According to him, Nigeria should consider putting in place a National Rice Development Council and a comprehensive national rice development roadmap that will guide the country into self-sufficiency and export.
He added that the establishment of the National Rice Development Council will transform the activities of rice farmers, processors, millers, researchers, marketers and other relevant stakeholders across the rice value chain.
”The Nigerian rice industry exists in the abstract as there appears to be no form of coordination in the absence of a properly structured rallying point.

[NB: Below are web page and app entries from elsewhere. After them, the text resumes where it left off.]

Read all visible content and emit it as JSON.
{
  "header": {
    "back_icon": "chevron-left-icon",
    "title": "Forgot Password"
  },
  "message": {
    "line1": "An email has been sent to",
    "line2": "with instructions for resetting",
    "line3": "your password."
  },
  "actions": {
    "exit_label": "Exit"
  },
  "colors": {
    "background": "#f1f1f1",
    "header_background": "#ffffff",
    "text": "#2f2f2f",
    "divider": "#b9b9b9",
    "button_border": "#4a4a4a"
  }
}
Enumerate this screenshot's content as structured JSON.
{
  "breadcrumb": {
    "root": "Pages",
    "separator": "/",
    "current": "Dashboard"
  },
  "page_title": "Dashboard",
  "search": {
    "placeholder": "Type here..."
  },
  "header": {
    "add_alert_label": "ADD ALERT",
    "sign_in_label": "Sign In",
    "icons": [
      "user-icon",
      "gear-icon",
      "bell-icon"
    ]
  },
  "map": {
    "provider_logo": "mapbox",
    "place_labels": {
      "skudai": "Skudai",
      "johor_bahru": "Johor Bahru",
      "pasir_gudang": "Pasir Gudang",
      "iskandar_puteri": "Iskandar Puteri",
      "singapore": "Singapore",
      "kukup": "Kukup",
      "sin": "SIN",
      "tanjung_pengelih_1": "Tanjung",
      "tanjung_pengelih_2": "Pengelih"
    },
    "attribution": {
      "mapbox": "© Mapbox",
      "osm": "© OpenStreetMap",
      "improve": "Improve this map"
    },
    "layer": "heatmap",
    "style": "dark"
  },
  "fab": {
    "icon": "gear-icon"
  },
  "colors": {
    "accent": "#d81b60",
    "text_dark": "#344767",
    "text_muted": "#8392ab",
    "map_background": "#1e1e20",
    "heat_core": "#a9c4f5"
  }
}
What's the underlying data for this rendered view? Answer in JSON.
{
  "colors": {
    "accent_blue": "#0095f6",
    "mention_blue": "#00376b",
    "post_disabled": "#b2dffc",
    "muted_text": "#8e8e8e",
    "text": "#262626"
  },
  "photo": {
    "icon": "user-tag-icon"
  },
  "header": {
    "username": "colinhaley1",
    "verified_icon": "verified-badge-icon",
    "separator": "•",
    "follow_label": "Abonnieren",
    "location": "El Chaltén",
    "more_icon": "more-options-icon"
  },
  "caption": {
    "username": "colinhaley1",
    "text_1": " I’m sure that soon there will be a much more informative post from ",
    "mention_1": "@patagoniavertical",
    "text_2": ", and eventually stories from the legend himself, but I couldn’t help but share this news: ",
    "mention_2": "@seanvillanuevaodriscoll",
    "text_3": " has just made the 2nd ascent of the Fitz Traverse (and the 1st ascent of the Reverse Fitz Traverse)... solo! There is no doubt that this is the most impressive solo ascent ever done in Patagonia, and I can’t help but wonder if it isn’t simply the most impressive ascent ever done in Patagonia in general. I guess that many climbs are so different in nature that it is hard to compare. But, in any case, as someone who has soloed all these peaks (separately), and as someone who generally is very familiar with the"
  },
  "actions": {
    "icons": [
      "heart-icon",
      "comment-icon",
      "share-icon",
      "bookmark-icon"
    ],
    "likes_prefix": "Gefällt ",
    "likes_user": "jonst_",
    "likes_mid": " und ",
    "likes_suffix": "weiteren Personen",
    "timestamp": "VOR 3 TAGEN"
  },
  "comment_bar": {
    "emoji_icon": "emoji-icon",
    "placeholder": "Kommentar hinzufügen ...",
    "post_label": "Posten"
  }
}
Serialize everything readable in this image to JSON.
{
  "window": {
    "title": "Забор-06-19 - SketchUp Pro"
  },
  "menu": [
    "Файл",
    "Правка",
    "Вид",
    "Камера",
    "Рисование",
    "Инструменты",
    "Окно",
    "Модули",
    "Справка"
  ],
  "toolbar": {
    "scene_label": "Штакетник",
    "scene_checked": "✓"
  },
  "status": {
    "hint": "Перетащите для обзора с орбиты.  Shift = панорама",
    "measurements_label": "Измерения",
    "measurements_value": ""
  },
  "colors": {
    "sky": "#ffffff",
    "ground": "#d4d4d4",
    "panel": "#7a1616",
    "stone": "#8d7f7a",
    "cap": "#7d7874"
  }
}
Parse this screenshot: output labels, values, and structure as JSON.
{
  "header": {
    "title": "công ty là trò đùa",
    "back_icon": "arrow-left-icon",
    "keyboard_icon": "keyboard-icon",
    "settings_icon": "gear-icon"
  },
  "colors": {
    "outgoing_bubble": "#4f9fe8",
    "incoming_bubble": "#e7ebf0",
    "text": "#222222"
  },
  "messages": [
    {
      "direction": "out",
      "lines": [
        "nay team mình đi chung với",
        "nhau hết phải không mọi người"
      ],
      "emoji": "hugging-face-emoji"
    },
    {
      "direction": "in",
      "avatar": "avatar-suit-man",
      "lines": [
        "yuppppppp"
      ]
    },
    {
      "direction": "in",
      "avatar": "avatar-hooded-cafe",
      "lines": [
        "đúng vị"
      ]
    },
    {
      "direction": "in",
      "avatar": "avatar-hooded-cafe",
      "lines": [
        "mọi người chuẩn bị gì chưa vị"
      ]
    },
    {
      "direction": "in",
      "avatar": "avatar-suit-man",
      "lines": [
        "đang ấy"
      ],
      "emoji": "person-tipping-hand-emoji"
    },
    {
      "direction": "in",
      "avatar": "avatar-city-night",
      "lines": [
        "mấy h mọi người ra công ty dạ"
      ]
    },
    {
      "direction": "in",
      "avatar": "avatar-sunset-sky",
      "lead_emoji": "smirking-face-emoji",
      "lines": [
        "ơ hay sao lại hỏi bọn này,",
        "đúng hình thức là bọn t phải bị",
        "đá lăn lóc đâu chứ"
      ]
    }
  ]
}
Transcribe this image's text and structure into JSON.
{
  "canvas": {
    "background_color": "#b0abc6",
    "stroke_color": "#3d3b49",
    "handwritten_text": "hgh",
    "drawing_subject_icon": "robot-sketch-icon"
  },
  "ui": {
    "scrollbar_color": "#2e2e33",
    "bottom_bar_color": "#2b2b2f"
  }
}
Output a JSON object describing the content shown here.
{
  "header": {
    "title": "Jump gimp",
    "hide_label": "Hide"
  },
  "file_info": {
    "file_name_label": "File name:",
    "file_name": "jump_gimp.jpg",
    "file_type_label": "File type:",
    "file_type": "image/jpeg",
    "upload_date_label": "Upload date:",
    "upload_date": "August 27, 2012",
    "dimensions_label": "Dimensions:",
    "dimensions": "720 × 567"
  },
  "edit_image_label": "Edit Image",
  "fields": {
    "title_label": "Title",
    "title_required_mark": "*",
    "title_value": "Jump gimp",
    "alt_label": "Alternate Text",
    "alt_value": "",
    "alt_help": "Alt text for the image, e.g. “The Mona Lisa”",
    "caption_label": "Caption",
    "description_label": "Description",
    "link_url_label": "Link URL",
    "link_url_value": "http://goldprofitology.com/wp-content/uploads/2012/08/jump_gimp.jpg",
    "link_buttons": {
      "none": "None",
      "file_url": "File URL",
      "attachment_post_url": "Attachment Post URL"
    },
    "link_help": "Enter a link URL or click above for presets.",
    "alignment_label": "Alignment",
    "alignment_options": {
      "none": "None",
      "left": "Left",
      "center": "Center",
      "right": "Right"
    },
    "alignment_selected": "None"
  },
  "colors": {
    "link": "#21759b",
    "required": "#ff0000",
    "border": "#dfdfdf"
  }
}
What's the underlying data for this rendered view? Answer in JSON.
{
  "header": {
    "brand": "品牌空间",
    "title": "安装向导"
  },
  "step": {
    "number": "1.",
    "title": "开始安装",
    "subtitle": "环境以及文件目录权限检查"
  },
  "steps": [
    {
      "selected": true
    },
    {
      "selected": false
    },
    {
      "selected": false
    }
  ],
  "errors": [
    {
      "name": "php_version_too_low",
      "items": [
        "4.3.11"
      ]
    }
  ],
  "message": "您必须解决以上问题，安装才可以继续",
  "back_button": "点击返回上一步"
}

“We have Paddy Rice Dealers Association of Nigeria (PRIDAN), Rice Farmers Association of Nigeria (RIMAN), among others.
Earlier, Executive Director of WOFAN, Dr Salamatu Garba, expressed concern over the high rate of food importation into the country.
She said importation of agricultural produce, especially grains, is still witnessed to a higher degree than imagined, leading to worsening food inflation and subsequently fuelling hunger, poverty and insecurity.
“Nigeria’s worsening food insecurity in the wake of climate change challenges, insecurity, low financing of the agriculture sector especially mechanization and poor situation of the country’s research institutions are threatening the economic stability of our nation,” she said.
She noted that the Nigerian Rice Council Advocacy would empower rice farmers to grow more rice in a sustainable way and increase paddy production to 30 million metric tons in five years.
Project Manager, UNDP-GEF-IAP Resilient Food Security Project, Rhoda Dia, said the Nigerian rice revolution will enhance extension and research delivery services to ensure quality control in rice production.
She said the project is in seven states in northern Nigeria, 14 local governments and 70 communities to achieve long term sustainability of food security system to build greater community resilience for climate change to help drive for food insecurity.
Dia added that the advocacy will reduce foreign exchange for rice imports